From the entries below, copy out all lines holding "data".

☆ ☆ ☆ ☆ ☆

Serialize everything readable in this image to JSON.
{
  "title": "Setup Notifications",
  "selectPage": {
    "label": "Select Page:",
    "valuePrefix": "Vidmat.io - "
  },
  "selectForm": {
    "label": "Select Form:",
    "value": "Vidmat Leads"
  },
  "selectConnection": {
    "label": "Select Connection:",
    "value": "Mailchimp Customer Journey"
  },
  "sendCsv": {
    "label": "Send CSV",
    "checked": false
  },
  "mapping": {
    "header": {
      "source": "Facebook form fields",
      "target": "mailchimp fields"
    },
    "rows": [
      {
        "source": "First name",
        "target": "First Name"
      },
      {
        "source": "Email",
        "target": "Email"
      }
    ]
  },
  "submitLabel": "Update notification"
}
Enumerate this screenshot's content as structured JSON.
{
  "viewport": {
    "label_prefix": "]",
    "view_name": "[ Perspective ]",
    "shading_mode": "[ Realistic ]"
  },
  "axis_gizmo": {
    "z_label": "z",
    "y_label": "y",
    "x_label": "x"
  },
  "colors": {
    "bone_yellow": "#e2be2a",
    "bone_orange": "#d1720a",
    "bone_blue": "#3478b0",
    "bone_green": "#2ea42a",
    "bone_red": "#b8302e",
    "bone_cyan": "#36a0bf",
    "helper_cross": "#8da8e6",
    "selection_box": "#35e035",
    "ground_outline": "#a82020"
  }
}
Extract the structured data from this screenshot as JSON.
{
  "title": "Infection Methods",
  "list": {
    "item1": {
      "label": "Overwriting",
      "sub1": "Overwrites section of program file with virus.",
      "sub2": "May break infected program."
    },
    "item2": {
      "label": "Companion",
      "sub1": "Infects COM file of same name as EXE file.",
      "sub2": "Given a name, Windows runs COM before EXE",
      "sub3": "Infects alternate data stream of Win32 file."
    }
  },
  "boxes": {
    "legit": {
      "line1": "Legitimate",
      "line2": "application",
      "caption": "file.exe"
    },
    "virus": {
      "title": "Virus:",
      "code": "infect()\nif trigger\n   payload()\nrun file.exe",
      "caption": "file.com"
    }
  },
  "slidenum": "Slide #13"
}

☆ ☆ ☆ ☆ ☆

The completed task:
Extract the structured data from this screenshot as JSON.
      "sub3": "Infects alternate data stream of Win32 file."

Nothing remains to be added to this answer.